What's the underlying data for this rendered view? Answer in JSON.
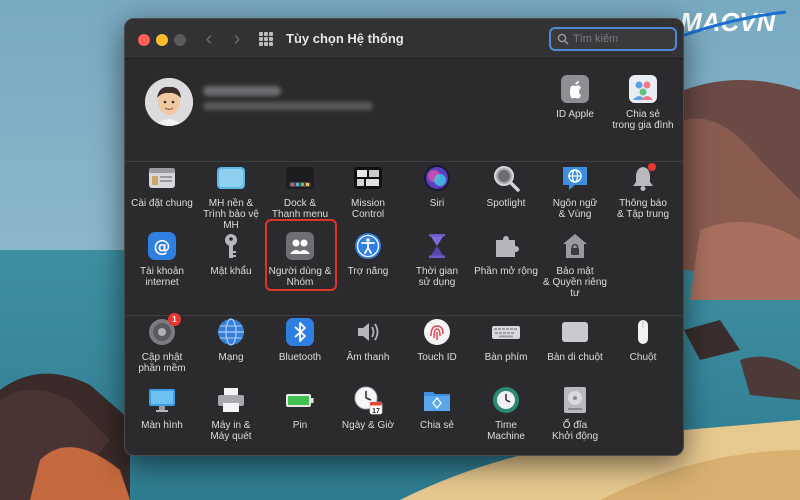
{
  "window": {
    "title": "Tùy chọn Hệ thống",
    "back_glyph": "‹",
    "forward_glyph": "›"
  },
  "search": {
    "placeholder": "Tìm kiếm",
    "value": ""
  },
  "account": {
    "items": [
      {
        "label": "ID Apple",
        "icon": "apple-id-icon"
      },
      {
        "label": "Chia sẻ\ntrong gia đình",
        "icon": "family-sharing-icon"
      }
    ]
  },
  "section1": {
    "items": [
      {
        "label": "Cài đặt chung",
        "icon": "general-icon"
      },
      {
        "label": "MH nền &\nTrình bảo vệ MH",
        "icon": "desktop-screensaver-icon"
      },
      {
        "label": "Dock &\nThanh menu",
        "icon": "dock-icon"
      },
      {
        "label": "Mission\nControl",
        "icon": "mission-control-icon"
      },
      {
        "label": "Siri",
        "icon": "siri-icon"
      },
      {
        "label": "Spotlight",
        "icon": "spotlight-icon"
      },
      {
        "label": "Ngôn ngữ\n& Vùng",
        "icon": "language-region-icon"
      },
      {
        "label": "Thông báo\n& Tập trung",
        "icon": "notifications-icon"
      },
      {
        "label": "Tài khoản\ninternet",
        "icon": "internet-accounts-icon"
      },
      {
        "label": "Mật khẩu",
        "icon": "passwords-icon"
      },
      {
        "label": "Người dùng &\nNhóm",
        "icon": "users-groups-icon"
      },
      {
        "label": "Trợ năng",
        "icon": "accessibility-icon"
      },
      {
        "label": "Thời gian\nsử dụng",
        "icon": "screen-time-icon"
      },
      {
        "label": "Phần mở rộng",
        "icon": "extensions-icon"
      },
      {
        "label": "Bảo mật\n& Quyền riêng tư",
        "icon": "security-privacy-icon"
      }
    ]
  },
  "section2": {
    "items": [
      {
        "label": "Cập nhật\nphần mềm",
        "icon": "software-update-icon",
        "badge": "1"
      },
      {
        "label": "Mạng",
        "icon": "network-icon"
      },
      {
        "label": "Bluetooth",
        "icon": "bluetooth-icon"
      },
      {
        "label": "Âm thanh",
        "icon": "sound-icon"
      },
      {
        "label": "Touch ID",
        "icon": "touch-id-icon"
      },
      {
        "label": "Bàn phím",
        "icon": "keyboard-icon"
      },
      {
        "label": "Bàn di chuột",
        "icon": "trackpad-icon"
      },
      {
        "label": "Chuột",
        "icon": "mouse-icon"
      },
      {
        "label": "Màn hình",
        "icon": "displays-icon"
      },
      {
        "label": "Máy in &\nMáy quét",
        "icon": "printers-icon"
      },
      {
        "label": "Pin",
        "icon": "battery-icon"
      },
      {
        "label": "Ngày & Giờ",
        "icon": "date-time-icon",
        "calendar_day": "17"
      },
      {
        "label": "Chia sẻ",
        "icon": "sharing-icon"
      },
      {
        "label": "Time\nMachine",
        "icon": "time-machine-icon"
      },
      {
        "label": "Ổ đĩa\nKhởi động",
        "icon": "startup-disk-icon"
      }
    ]
  },
  "logo": {
    "text": "MACVN"
  },
  "colors": {
    "highlight": "#e0342b",
    "accent": "#4d8ad8"
  }
}
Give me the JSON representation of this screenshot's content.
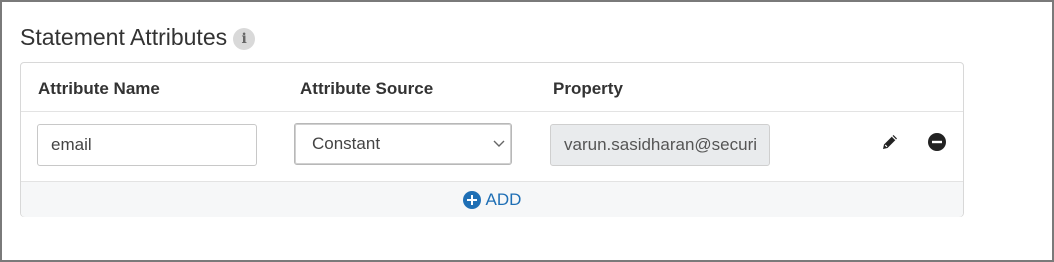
{
  "section": {
    "title": "Statement Attributes",
    "info_glyph": "i"
  },
  "table": {
    "columns": [
      "Attribute Name",
      "Attribute Source",
      "Property"
    ],
    "rows": [
      {
        "attribute_name": "email",
        "attribute_source": "Constant",
        "property": "varun.sasidharan@securi"
      }
    ]
  },
  "actions": {
    "add_label": "ADD",
    "edit_icon": "pencil-icon",
    "remove_icon": "minus-circle-icon"
  },
  "colors": {
    "accent": "#1f6fb5",
    "readonly_bg": "#e9ebed",
    "border": "#d8d8d8"
  }
}
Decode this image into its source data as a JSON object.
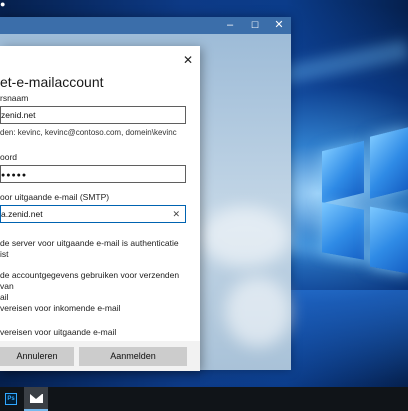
{
  "desktop": {
    "top_left_icon": "dot-icon"
  },
  "mail_window": {
    "controls": {
      "minimize": "–",
      "maximize": "☐",
      "close": "✕"
    }
  },
  "dialog": {
    "close_icon": "✕",
    "title": "et-e-mailaccount",
    "username": {
      "label": "rsnaam",
      "value": "zenid.net",
      "hint": "den: kevinc, kevinc@contoso.com, domein\\kevinc"
    },
    "password": {
      "label": "oord",
      "value": "●●●●●"
    },
    "smtp": {
      "label": "oor uitgaande e-mail (SMTP)",
      "value": "a.zenid.net",
      "clear_icon": "✕"
    },
    "options": [
      {
        "line1": "de server voor uitgaande e-mail is authenticatie",
        "line2": "ist"
      },
      {
        "line1": "de accountgegevens gebruiken voor verzenden van",
        "line2": "ail"
      },
      {
        "line1": "vereisen voor inkomende e-mail",
        "line2": ""
      },
      {
        "line1": "vereisen voor uitgaande e-mail",
        "line2": ""
      }
    ],
    "buttons": {
      "cancel": "Annuleren",
      "sign_in": "Aanmelden"
    }
  },
  "taskbar": {
    "items": [
      {
        "name": "photoshop",
        "label": "Ps"
      },
      {
        "name": "mail",
        "label": ""
      }
    ]
  }
}
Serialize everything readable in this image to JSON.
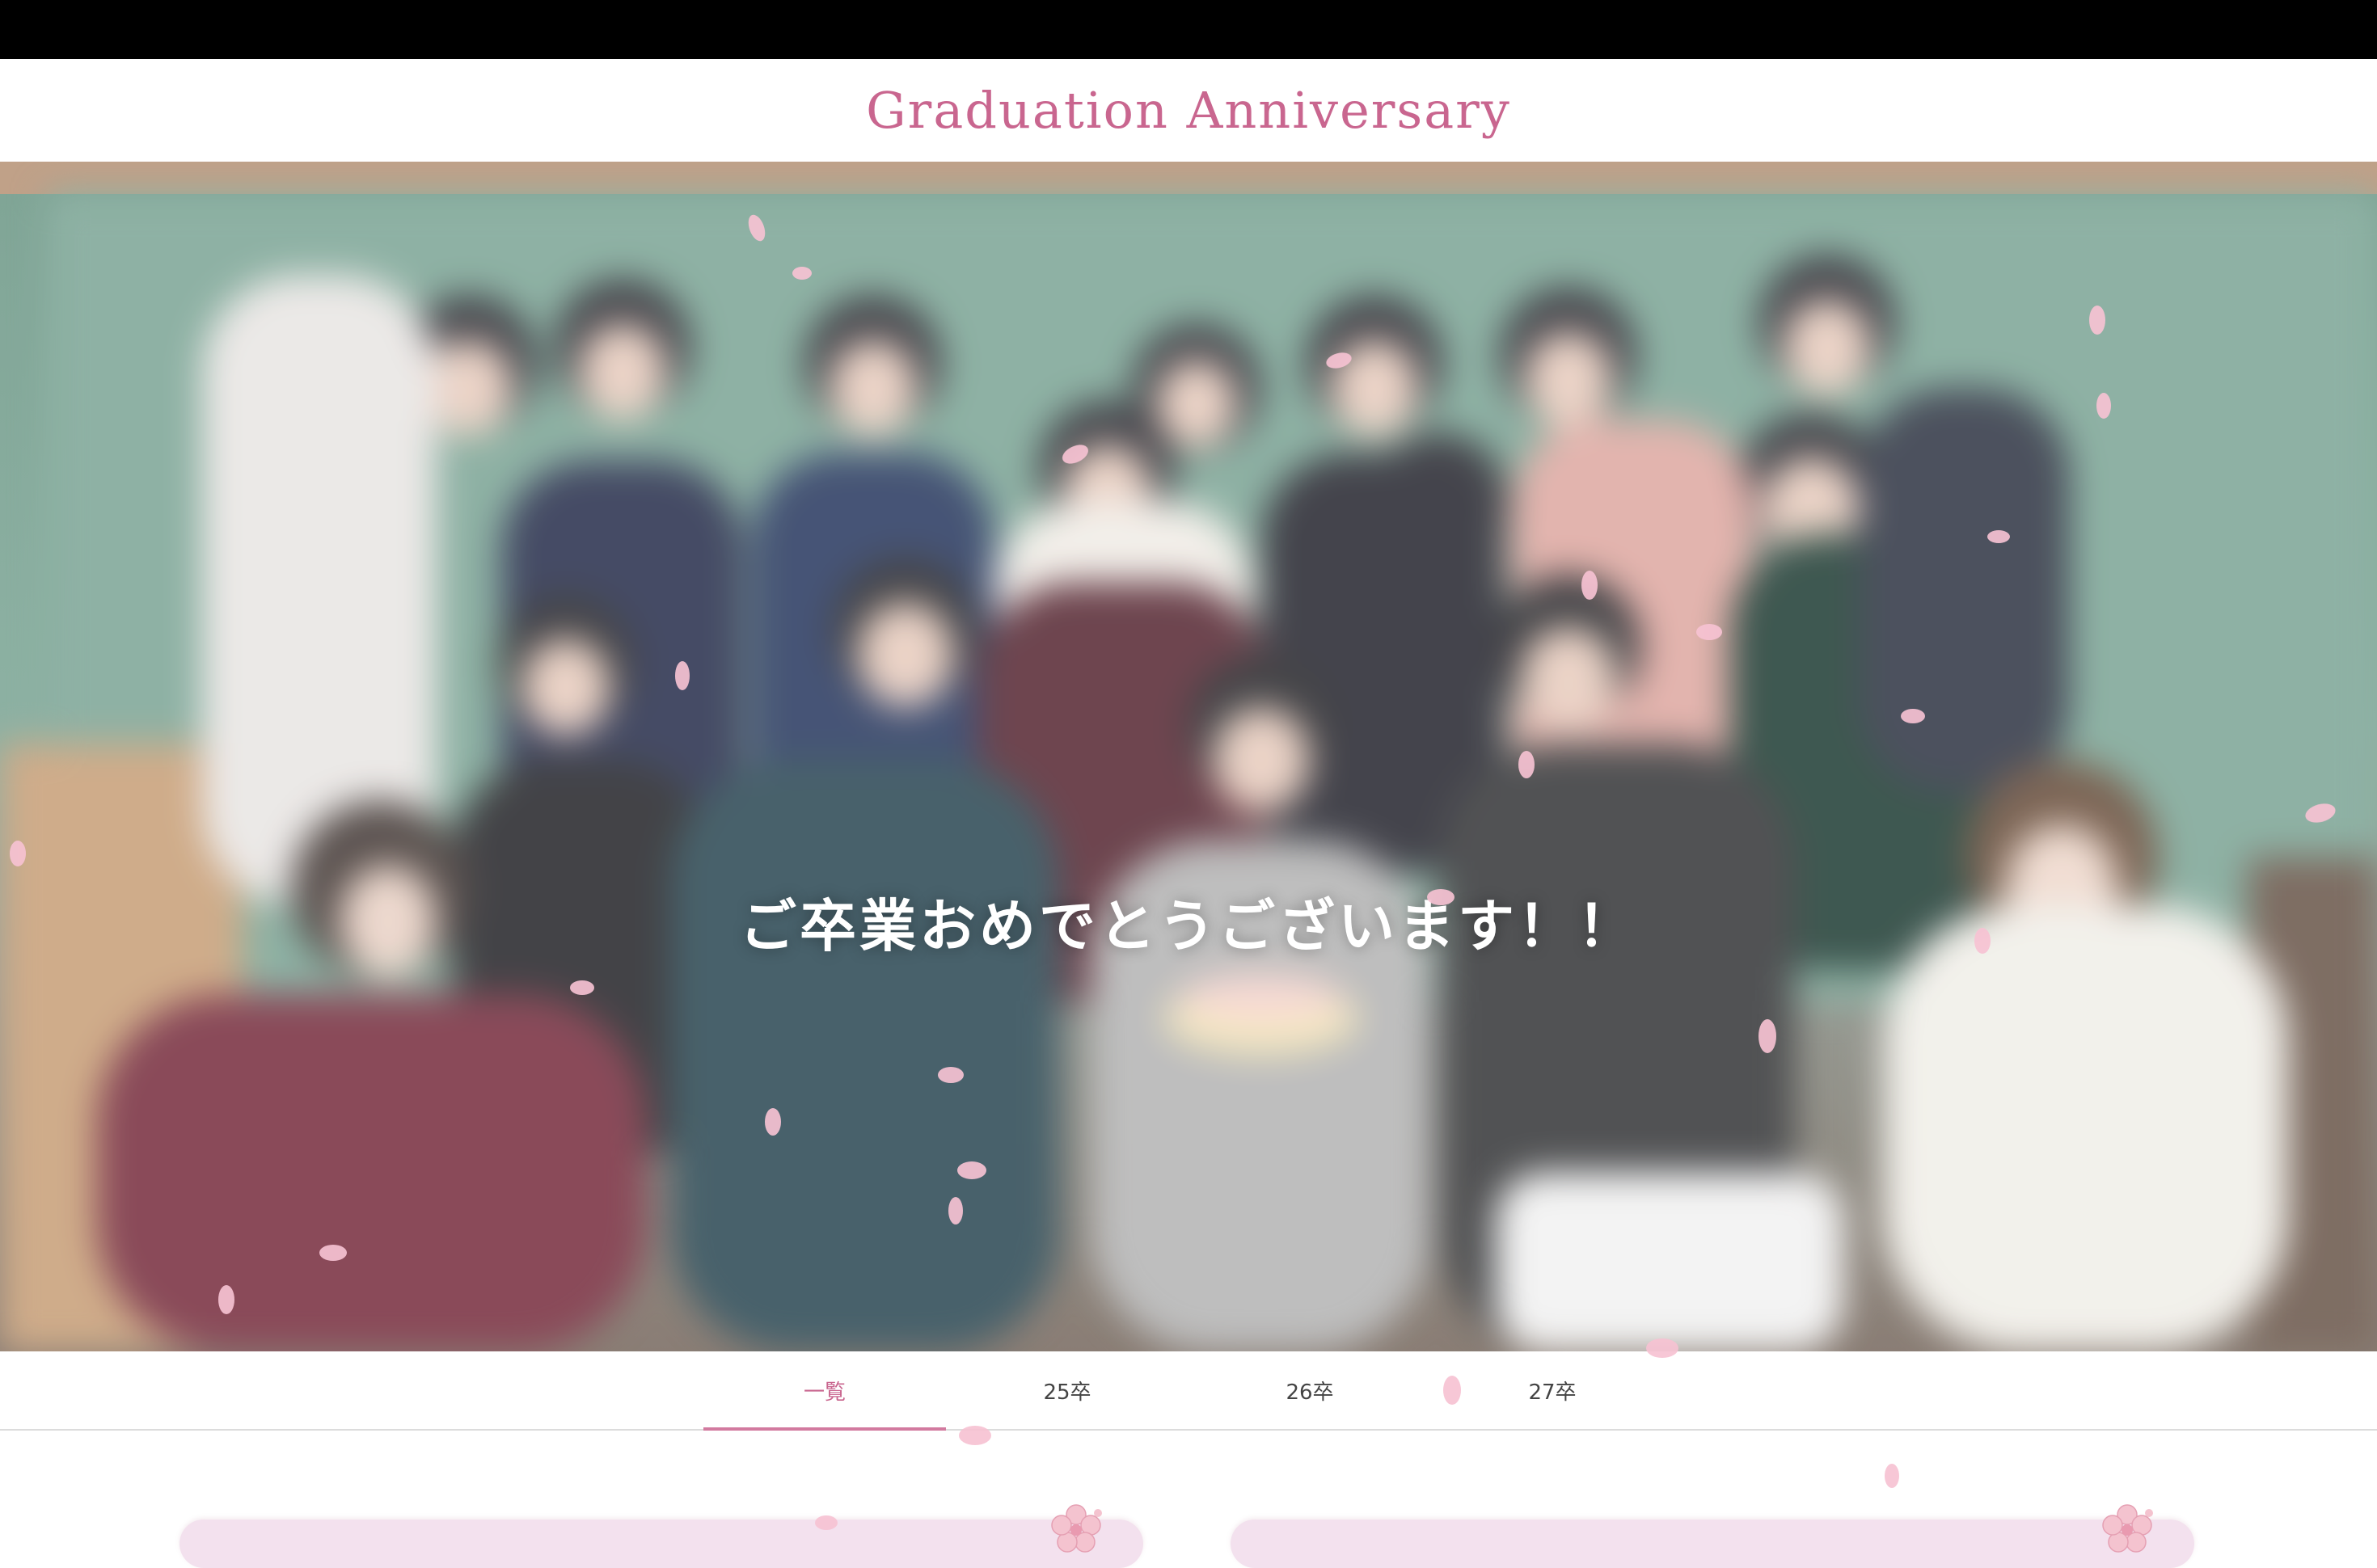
{
  "site": {
    "title": "Graduation Anniversary"
  },
  "hero": {
    "message": "ご卒業おめでとうございます！！",
    "image_alt": "graduation group photo"
  },
  "tabs": [
    {
      "label": "一覧",
      "active": true
    },
    {
      "label": "25卒",
      "active": false
    },
    {
      "label": "26卒",
      "active": false
    },
    {
      "label": "27卒",
      "active": false
    }
  ],
  "colors": {
    "accent": "#c9668f",
    "card_bg": "#f3e1ee",
    "petal": "#f6bfd1"
  },
  "icons": [
    "cherry-blossom-icon",
    "sakura-petal-icon"
  ]
}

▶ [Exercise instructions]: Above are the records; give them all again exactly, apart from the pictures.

▶ [Answer space]:
What's the underlying data for this rendered view? Answer in JSON.
{
  "window": {
    "title": "Tùy chọn Hệ thống",
    "back_glyph": "‹",
    "forward_glyph": "›"
  },
  "search": {
    "placeholder": "Tìm kiếm",
    "value": ""
  },
  "account": {
    "items": [
      {
        "label": "ID Apple",
        "icon": "apple-id-icon"
      },
      {
        "label": "Chia sẻ\ntrong gia đình",
        "icon": "family-sharing-icon"
      }
    ]
  },
  "section1": {
    "items": [
      {
        "label": "Cài đặt chung",
        "icon": "general-icon"
      },
      {
        "label": "MH nền &\nTrình bảo vệ MH",
        "icon": "desktop-screensaver-icon"
      },
      {
        "label": "Dock &\nThanh menu",
        "icon": "dock-icon"
      },
      {
        "label": "Mission\nControl",
        "icon": "mission-control-icon"
      },
      {
        "label": "Siri",
        "icon": "siri-icon"
      },
      {
        "label": "Spotlight",
        "icon": "spotlight-icon"
      },
      {
        "label": "Ngôn ngữ\n& Vùng",
        "icon": "language-region-icon"
      },
      {
        "label": "Thông báo\n& Tập trung",
        "icon": "notifications-icon"
      },
      {
        "label": "Tài khoản\ninternet",
        "icon": "internet-accounts-icon"
      },
      {
        "label": "Mật khẩu",
        "icon": "passwords-icon"
      },
      {
        "label": "Người dùng &\nNhóm",
        "icon": "users-groups-icon"
      },
      {
        "label": "Trợ năng",
        "icon": "accessibility-icon"
      },
      {
        "label": "Thời gian\nsử dụng",
        "icon": "screen-time-icon"
      },
      {
        "label": "Phần mở rộng",
        "icon": "extensions-icon"
      },
      {
        "label": "Bảo mật\n& Quyền riêng tư",
        "icon": "security-privacy-icon"
      }
    ]
  },
  "section2": {
    "items": [
      {
        "label": "Cập nhật\nphần mềm",
        "icon": "software-update-icon",
        "badge": "1"
      },
      {
        "label": "Mạng",
        "icon": "network-icon"
      },
      {
        "label": "Bluetooth",
        "icon": "bluetooth-icon"
      },
      {
        "label": "Âm thanh",
        "icon": "sound-icon"
      },
      {
        "label": "Touch ID",
        "icon": "touch-id-icon"
      },
      {
        "label": "Bàn phím",
        "icon": "keyboard-icon"
      },
      {
        "label": "Bàn di chuột",
        "icon": "trackpad-icon"
      },
      {
        "label": "Chuột",
        "icon": "mouse-icon"
      },
      {
        "label": "Màn hình",
        "icon": "displays-icon"
      },
      {
        "label": "Máy in &\nMáy quét",
        "icon": "printers-icon"
      },
      {
        "label": "Pin",
        "icon": "battery-icon"
      },
      {
        "label": "Ngày & Giờ",
        "icon": "date-time-icon",
        "calendar_day": "17"
      },
      {
        "label": "Chia sẻ",
        "icon": "sharing-icon"
      },
      {
        "label": "Time\nMachine",
        "icon": "time-machine-icon"
      },
      {
        "label": "Ổ đĩa\nKhởi động",
        "icon": "startup-disk-icon"
      }
    ]
  },
  "logo": {
    "text": "MACVN"
  },
  "colors": {
    "highlight": "#e0342b",
    "accent": "#4d8ad8"
  }
}
Give me the JSON representation of this screenshot's content.
{
  "section": {
    "title": "Statement Attributes",
    "info_glyph": "i"
  },
  "table": {
    "columns": [
      "Attribute Name",
      "Attribute Source",
      "Property"
    ],
    "rows": [
      {
        "attribute_name": "email",
        "attribute_source": "Constant",
        "property": "varun.sasidharan@securi"
      }
    ]
  },
  "actions": {
    "add_label": "ADD",
    "edit_icon": "pencil-icon",
    "remove_icon": "minus-circle-icon"
  },
  "colors": {
    "accent": "#1f6fb5",
    "readonly_bg": "#e9ebed",
    "border": "#d8d8d8"
  }
}
Decode this image into its source data as a JSON object.
{
  "desktop": {
    "top_left_icon": "dot-icon"
  },
  "mail_window": {
    "controls": {
      "minimize": "–",
      "maximize": "☐",
      "close": "✕"
    }
  },
  "dialog": {
    "close_icon": "✕",
    "title": "et-e-mailaccount",
    "username": {
      "label": "rsnaam",
      "value": "zenid.net",
      "hint": "den: kevinc, kevinc@contoso.com, domein\\kevinc"
    },
    "password": {
      "label": "oord",
      "value": "●●●●●"
    },
    "smtp": {
      "label": "oor uitgaande e-mail (SMTP)",
      "value": "a.zenid.net",
      "clear_icon": "✕"
    },
    "options": [
      {
        "line1": "de server voor uitgaande e-mail is authenticatie",
        "line2": "ist"
      },
      {
        "line1": "de accountgegevens gebruiken voor verzenden van",
        "line2": "ail"
      },
      {
        "line1": "vereisen voor inkomende e-mail",
        "line2": ""
      },
      {
        "line1": "vereisen voor uitgaande e-mail",
        "line2": ""
      }
    ],
    "buttons": {
      "cancel": "Annuleren",
      "sign_in": "Aanmelden"
    }
  },
  "taskbar": {
    "items": [
      {
        "name": "photoshop",
        "label": "Ps"
      },
      {
        "name": "mail",
        "label": ""
      }
    ]
  }
}
Serialize everything readable in this image to JSON.
{
  "site": {
    "title": "Graduation Anniversary"
  },
  "hero": {
    "message": "ご卒業おめでとうございます！！",
    "image_alt": "graduation group photo"
  },
  "tabs": [
    {
      "label": "一覧",
      "active": true
    },
    {
      "label": "25卒",
      "active": false
    },
    {
      "label": "26卒",
      "active": false
    },
    {
      "label": "27卒",
      "active": false
    }
  ],
  "colors": {
    "accent": "#c9668f",
    "card_bg": "#f3e1ee",
    "petal": "#f6bfd1"
  },
  "icons": [
    "cherry-blossom-icon",
    "sakura-petal-icon"
  ]
}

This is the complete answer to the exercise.